• _Exercise objective_:
Every record must come back unchanged, apart from the pictures, which are dropped.

#### Provided records

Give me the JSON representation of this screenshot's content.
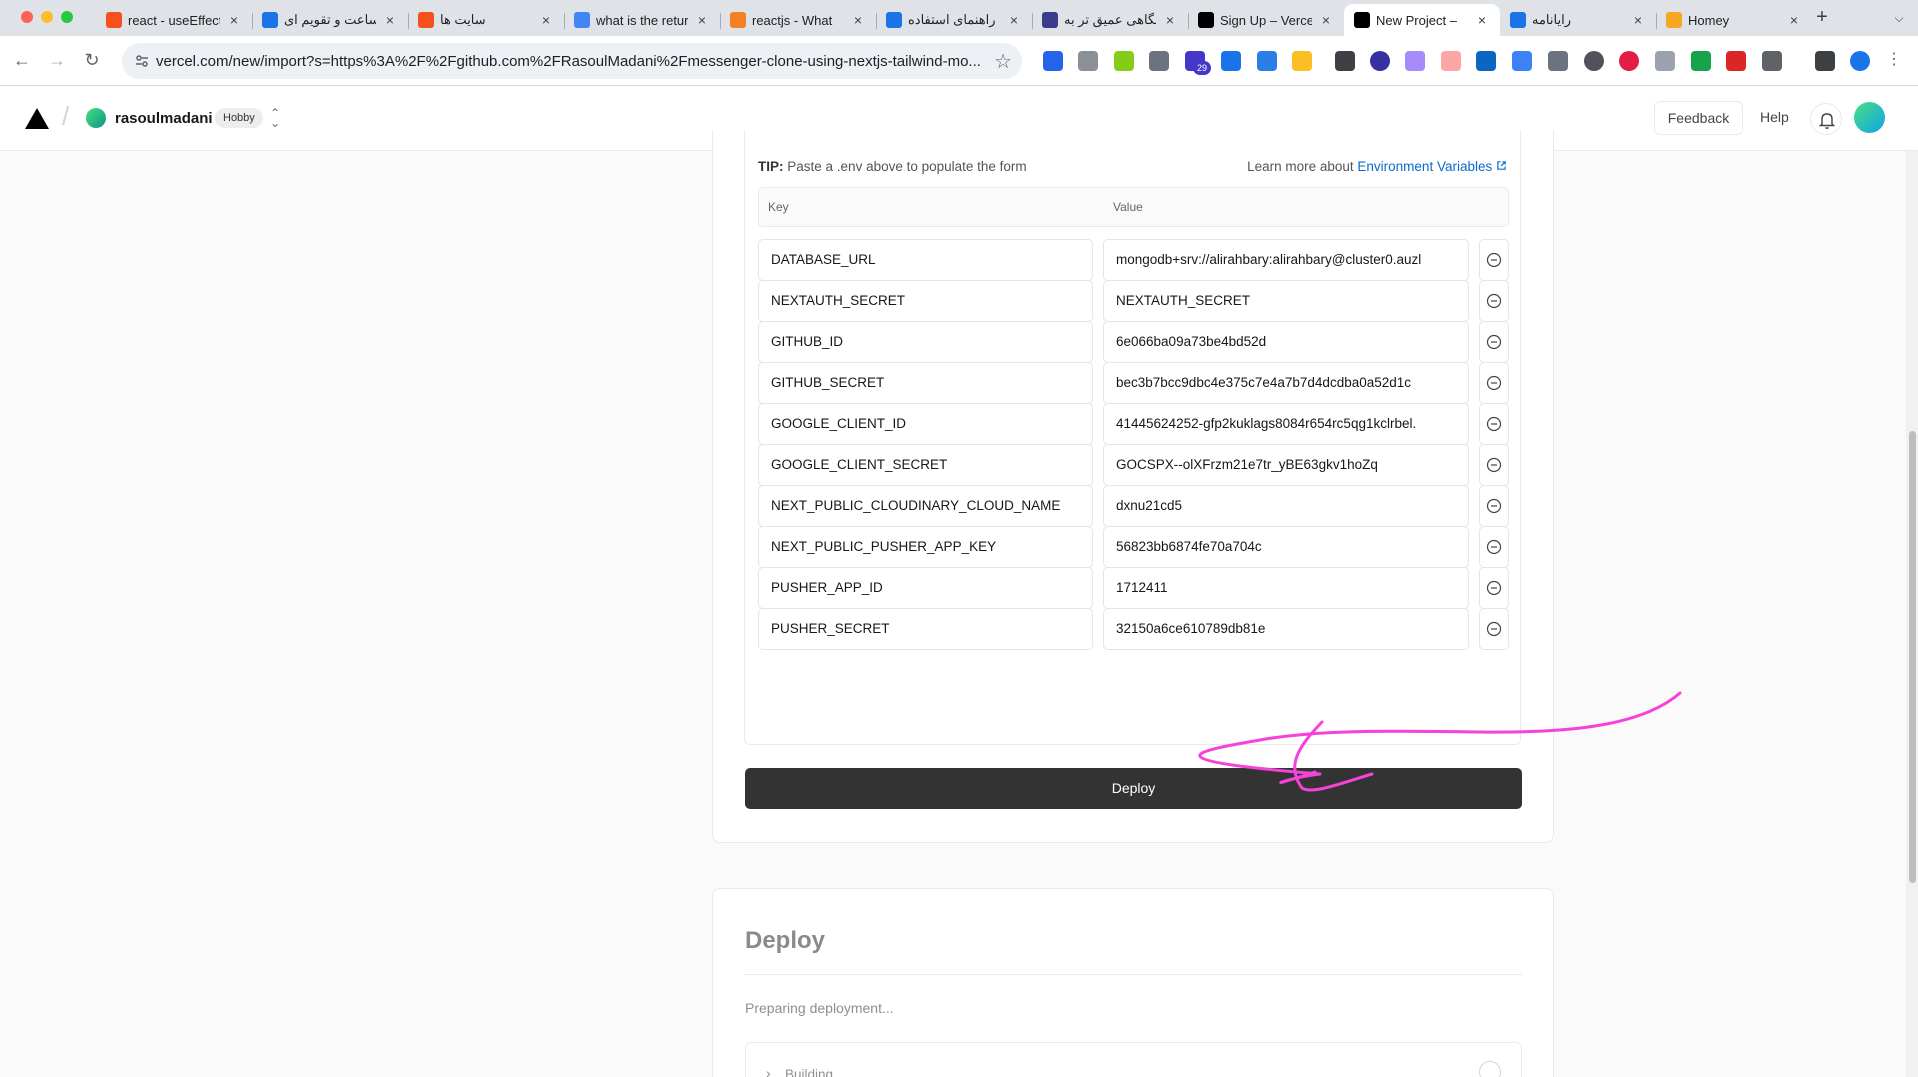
{
  "browser": {
    "tabs": [
      {
        "title": "react - useEffect",
        "favicon": "red-stack-icon",
        "color": "#f4511e"
      },
      {
        "title": "ساعت و تقویم ای",
        "favicon": "clock-site-icon",
        "color": "#1a73e8"
      },
      {
        "title": "سایت ها",
        "favicon": "red-stack-icon",
        "color": "#f4511e"
      },
      {
        "title": "what is the return",
        "favicon": "google-icon",
        "color": "#4285f4"
      },
      {
        "title": "reactjs - What",
        "favicon": "stackoverflow-icon",
        "color": "#f48024"
      },
      {
        "title": "راهنمای استفاده",
        "favicon": "play-circle-icon",
        "color": "#1a73e8"
      },
      {
        "title": "نگاهی عمیق تر به",
        "favicon": "app-icon",
        "color": "#3c3c8c"
      },
      {
        "title": "Sign Up – Vercel",
        "favicon": "vercel-icon",
        "color": "#000000"
      },
      {
        "title": "New Project –",
        "favicon": "vercel-icon",
        "color": "#000000"
      },
      {
        "title": "رایانامه",
        "favicon": "mail-icon",
        "color": "#1a73e8"
      },
      {
        "title": "Homey",
        "favicon": "homey-icon",
        "color": "#f5a623"
      }
    ],
    "active_tab": 8,
    "tab_close": "×",
    "new_tab": "+",
    "url": "vercel.com/new/import?s=https%3A%2F%2Fgithub.com%2FRasoulMadani%2Fmessenger-clone-using-nextjs-tailwind-mo...",
    "extension_badge": "29"
  },
  "header": {
    "team_name": "rasoulmadani",
    "plan_badge": "Hobby",
    "feedback_label": "Feedback",
    "help_label": "Help"
  },
  "env": {
    "tip_label": "TIP:",
    "tip_text": "Paste a .env above to populate the form",
    "learn_prefix": "Learn more about",
    "learn_link": "Environment Variables",
    "col_key": "Key",
    "col_value": "Value",
    "rows": [
      {
        "key": "DATABASE_URL",
        "value": "mongodb+srv://alirahbary:alirahbary@cluster0.auzl"
      },
      {
        "key": "NEXTAUTH_SECRET",
        "value": "NEXTAUTH_SECRET"
      },
      {
        "key": "GITHUB_ID",
        "value": "6e066ba09a73be4bd52d"
      },
      {
        "key": "GITHUB_SECRET",
        "value": "bec3b7bcc9dbc4e375c7e4a7b7d4dcdba0a52d1c"
      },
      {
        "key": "GOOGLE_CLIENT_ID",
        "value": "41445624252-gfp2kuklags8084r654rc5qg1kclrbel."
      },
      {
        "key": "GOOGLE_CLIENT_SECRET",
        "value": "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"
      },
      {
        "key": "NEXT_PUBLIC_CLOUDINARY_CLOUD_NAME",
        "value": "dxnu21cd5"
      },
      {
        "key": "NEXT_PUBLIC_PUSHER_APP_KEY",
        "value": "56823bb6874fe70a704c"
      },
      {
        "key": "PUSHER_APP_ID",
        "value": "1712411"
      },
      {
        "key": "PUSHER_SECRET",
        "value": "32150a6ce610789db81e"
      }
    ]
  },
  "deploy_button_label": "Deploy",
  "deploy_section": {
    "title": "Deploy",
    "status": "Preparing deployment...",
    "step_label": "Building"
  },
  "colors": {
    "accent_link": "#0b6bcb",
    "button_dark": "#333333",
    "annotation_stroke": "#f542d8"
  }
}
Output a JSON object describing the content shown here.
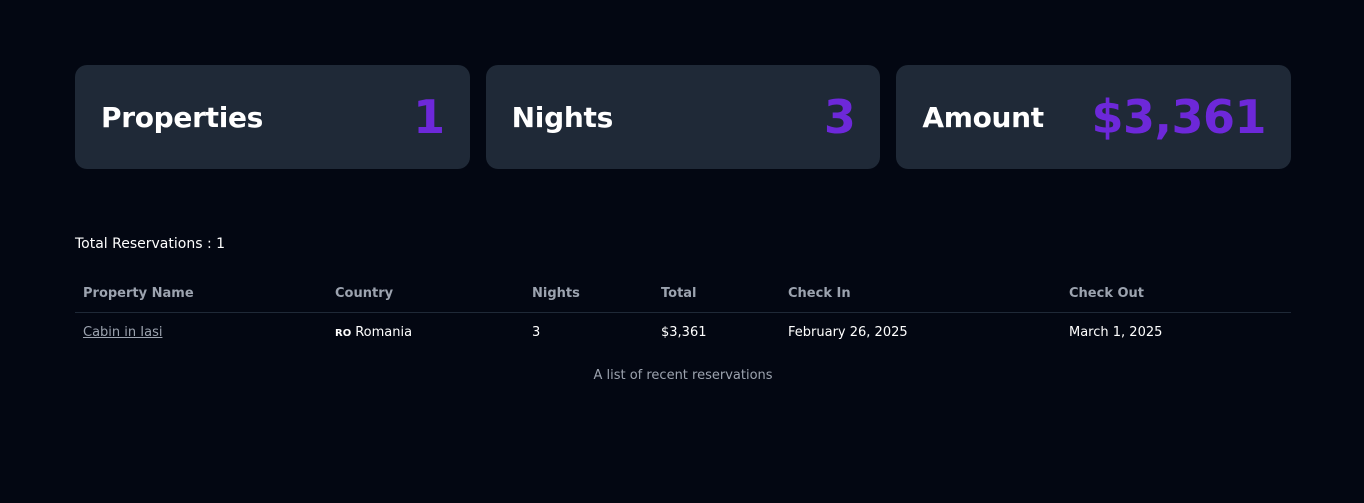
{
  "stats": [
    {
      "label": "Properties",
      "value": "1"
    },
    {
      "label": "Nights",
      "value": "3"
    },
    {
      "label": "Amount",
      "value": "$3,361"
    }
  ],
  "reservations": {
    "total_text": "Total Reservations : 1",
    "columns": [
      "Property Name",
      "Country",
      "Nights",
      "Total",
      "Check In",
      "Check Out"
    ],
    "rows": [
      {
        "property": "Cabin in Iasi",
        "country_flag": "RO",
        "country": "Romania",
        "nights": "3",
        "total": "$3,361",
        "check_in": "February 26, 2025",
        "check_out": "March 1, 2025"
      }
    ],
    "caption": "A list of recent reservations"
  },
  "colors": {
    "background": "#030712",
    "card": "#1f2937",
    "accent": "#6d28d9",
    "muted": "#9ca3af"
  }
}
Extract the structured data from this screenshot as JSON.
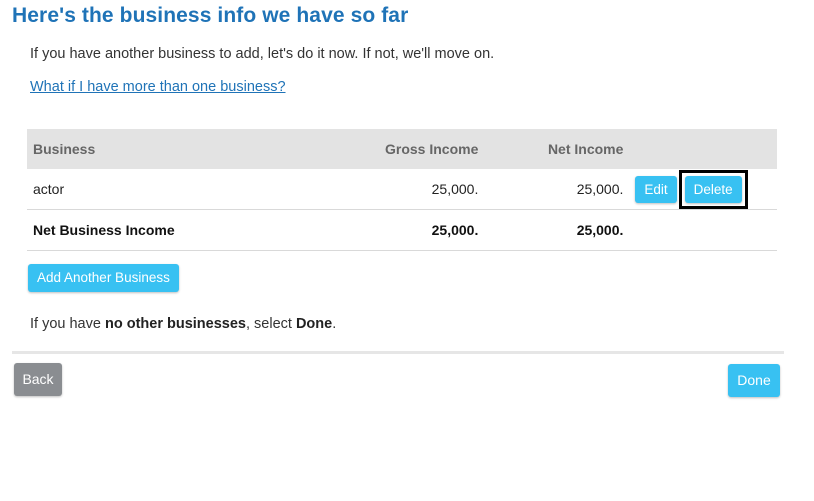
{
  "header": {
    "title": "Here's the business info we have so far"
  },
  "intro": {
    "text": "If you have another business to add, let's do it now. If not, we'll move on.",
    "help_link": "What if I have more than one business?"
  },
  "table": {
    "columns": [
      "Business",
      "Gross Income",
      "Net Income"
    ],
    "rows": [
      {
        "business": "actor",
        "gross_income": "25,000.",
        "net_income": "25,000.",
        "edit_label": "Edit",
        "delete_label": "Delete"
      }
    ],
    "total": {
      "label": "Net Business Income",
      "gross_income": "25,000.",
      "net_income": "25,000."
    }
  },
  "add_button": "Add Another Business",
  "summary": {
    "prefix": "If you have ",
    "emphasis1": "no other businesses",
    "middle": ", select ",
    "emphasis2": "Done",
    "suffix": "."
  },
  "footer": {
    "back_label": "Back",
    "done_label": "Done"
  },
  "colors": {
    "title_blue": "#1f73b7",
    "button_blue": "#38c1f2",
    "button_gray": "#8a8d91",
    "header_gray": "#e3e3e3"
  }
}
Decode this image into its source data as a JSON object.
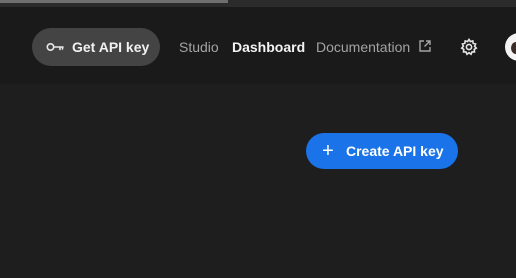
{
  "header": {
    "api_key_button": "Get API key",
    "nav": [
      {
        "label": "Studio",
        "active": false
      },
      {
        "label": "Dashboard",
        "active": true
      },
      {
        "label": "Documentation",
        "active": false
      }
    ],
    "icons": [
      "key-icon",
      "external-link-icon",
      "gear-icon",
      "avatar"
    ]
  },
  "main": {
    "create_button": "Create API key",
    "create_icon": "plus-icon"
  },
  "colors": {
    "background": "#1e1e1e",
    "header_background": "#1a1a1a",
    "chip_background": "#444444",
    "accent": "#1a73e8",
    "nav_inactive": "#a3a3a3",
    "nav_active": "#f3f3f3"
  }
}
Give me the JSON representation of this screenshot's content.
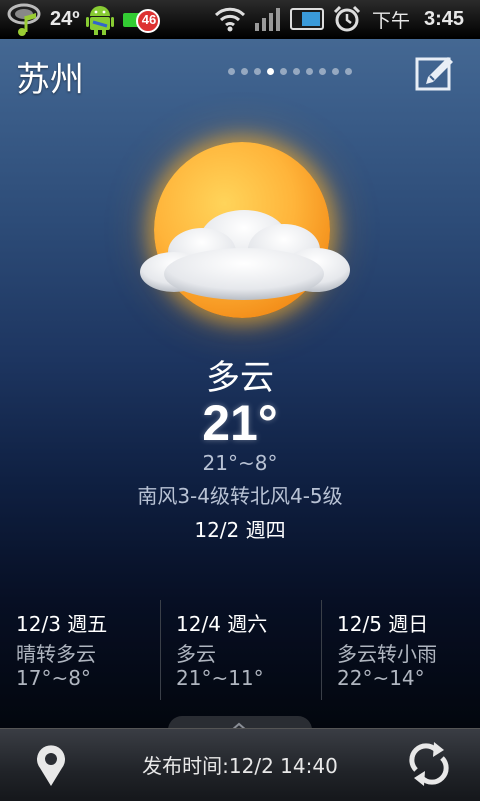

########

• _Answer section_:
Give me the JSON representation of this screenshot's content.
{
  "browser": {
    "tabs": [
      {
        "title": "react - useEffect",
        "favicon": "red-stack-icon",
        "color": "#f4511e"
      },
      {
        "title": "ساعت و تقویم ای",
        "favicon": "clock-site-icon",
        "color": "#1a73e8"
      },
      {
        "title": "سایت ها",
        "favicon": "red-stack-icon",
        "color": "#f4511e"
      },
      {
        "title": "what is the return",
        "favicon": "google-icon",
        "color": "#4285f4"
      },
      {
        "title": "reactjs - What",
        "favicon": "stackoverflow-icon",
        "color": "#f48024"
      },
      {
        "title": "راهنمای استفاده",
        "favicon": "play-circle-icon",
        "color": "#1a73e8"
      },
      {
        "title": "نگاهی عمیق تر به",
        "favicon": "app-icon",
        "color": "#3c3c8c"
      },
      {
        "title": "Sign Up – Vercel",
        "favicon": "vercel-icon",
        "color": "#000000"
      },
      {
        "title": "New Project –",
        "favicon": "vercel-icon",
        "color": "#000000"
      },
      {
        "title": "رایانامه",
        "favicon": "mail-icon",
        "color": "#1a73e8"
      },
      {
        "title": "Homey",
        "favicon": "homey-icon",
        "color": "#f5a623"
      }
    ],
    "active_tab": 8,
    "tab_close": "×",
    "new_tab": "+",
    "url": "vercel.com/new/import?s=https%3A%2F%2Fgithub.com%2FRasoulMadani%2Fmessenger-clone-using-nextjs-tailwind-mo...",
    "extension_badge": "29"
  },
  "header": {
    "team_name": "rasoulmadani",
    "plan_badge": "Hobby",
    "feedback_label": "Feedback",
    "help_label": "Help"
  },
  "env": {
    "tip_label": "TIP:",
    "tip_text": "Paste a .env above to populate the form",
    "learn_prefix": "Learn more about",
    "learn_link": "Environment Variables",
    "col_key": "Key",
    "col_value": "Value",
    "rows": [
      {
        "key": "DATABASE_URL",
        "value": "mongodb+srv://alirahbary:alirahbary@cluster0.auzl"
      },
      {
        "key": "NEXTAUTH_SECRET",
        "value": "NEXTAUTH_SECRET"
      },
      {
        "key": "GITHUB_ID",
        "value": "6e066ba09a73be4bd52d"
      },
      {
        "key": "GITHUB_SECRET",
        "value": "bec3b7bcc9dbc4e375c7e4a7b7d4dcdba0a52d1c"
      },
      {
        "key": "GOOGLE_CLIENT_ID",
        "value": "41445624252-gfp2kuklags8084r654rc5qg1kclrbel."
      },
      {
        "key": "GOOGLE_CLIENT_SECRET",
        "value": "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"
      },
      {
        "key": "NEXT_PUBLIC_CLOUDINARY_CLOUD_NAME",
        "value": "dxnu21cd5"
      },
      {
        "key": "NEXT_PUBLIC_PUSHER_APP_KEY",
        "value": "56823bb6874fe70a704c"
      },
      {
        "key": "PUSHER_APP_ID",
        "value": "1712411"
      },
      {
        "key": "PUSHER_SECRET",
        "value": "32150a6ce610789db81e"
      }
    ]
  },
  "deploy_button_label": "Deploy",
  "deploy_section": {
    "title": "Deploy",
    "status": "Preparing deployment...",
    "step_label": "Building"
  },
  "colors": {
    "accent_link": "#0b6bcb",
    "button_dark": "#333333",
    "annotation_stroke": "#f542d8"
  }
}
Output a JSON object describing the content shown here.
{
  "stats": [
    {
      "label": "Properties",
      "value": "1"
    },
    {
      "label": "Nights",
      "value": "3"
    },
    {
      "label": "Amount",
      "value": "$3,361"
    }
  ],
  "reservations": {
    "total_text": "Total Reservations : 1",
    "columns": [
      "Property Name",
      "Country",
      "Nights",
      "Total",
      "Check In",
      "Check Out"
    ],
    "rows": [
      {
        "property": "Cabin in Iasi",
        "country_flag": "RO",
        "country": "Romania",
        "nights": "3",
        "total": "$3,361",
        "check_in": "February 26, 2025",
        "check_out": "March 1, 2025"
      }
    ],
    "caption": "A list of recent reservations"
  },
  "colors": {
    "background": "#030712",
    "card": "#1f2937",
    "accent": "#6d28d9",
    "muted": "#9ca3af"
  }
}
Extract the structured data from this screenshot as JSON.
{
  "header": {
    "title": "Here's the business info we have so far"
  },
  "intro": {
    "text": "If you have another business to add, let's do it now. If not, we'll move on.",
    "help_link": "What if I have more than one business?"
  },
  "table": {
    "columns": [
      "Business",
      "Gross Income",
      "Net Income"
    ],
    "rows": [
      {
        "business": "actor",
        "gross_income": "25,000.",
        "net_income": "25,000.",
        "edit_label": "Edit",
        "delete_label": "Delete"
      }
    ],
    "total": {
      "label": "Net Business Income",
      "gross_income": "25,000.",
      "net_income": "25,000."
    }
  },
  "add_button": "Add Another Business",
  "summary": {
    "prefix": "If you have ",
    "emphasis1": "no other businesses",
    "middle": ", select ",
    "emphasis2": "Done",
    "suffix": "."
  },
  "footer": {
    "back_label": "Back",
    "done_label": "Done"
  },
  "colors": {
    "title_blue": "#1f73b7",
    "button_blue": "#38c1f2",
    "button_gray": "#8a8d91",
    "header_gray": "#e3e3e3"
  }
}
Decode this image into its source data as a JSON object.
{
  "header": {
    "api_key_button": "Get API key",
    "nav": [
      {
        "label": "Studio",
        "active": false
      },
      {
        "label": "Dashboard",
        "active": true
      },
      {
        "label": "Documentation",
        "active": false
      }
    ],
    "icons": [
      "key-icon",
      "external-link-icon",
      "gear-icon",
      "avatar"
    ]
  },
  "main": {
    "create_button": "Create API key",
    "create_icon": "plus-icon"
  },
  "colors": {
    "background": "#1e1e1e",
    "header_background": "#1a1a1a",
    "chip_background": "#444444",
    "accent": "#1a73e8",
    "nav_inactive": "#a3a3a3",
    "nav_active": "#f3f3f3"
  }
}
Give me the JSON representation of this screenshot's content.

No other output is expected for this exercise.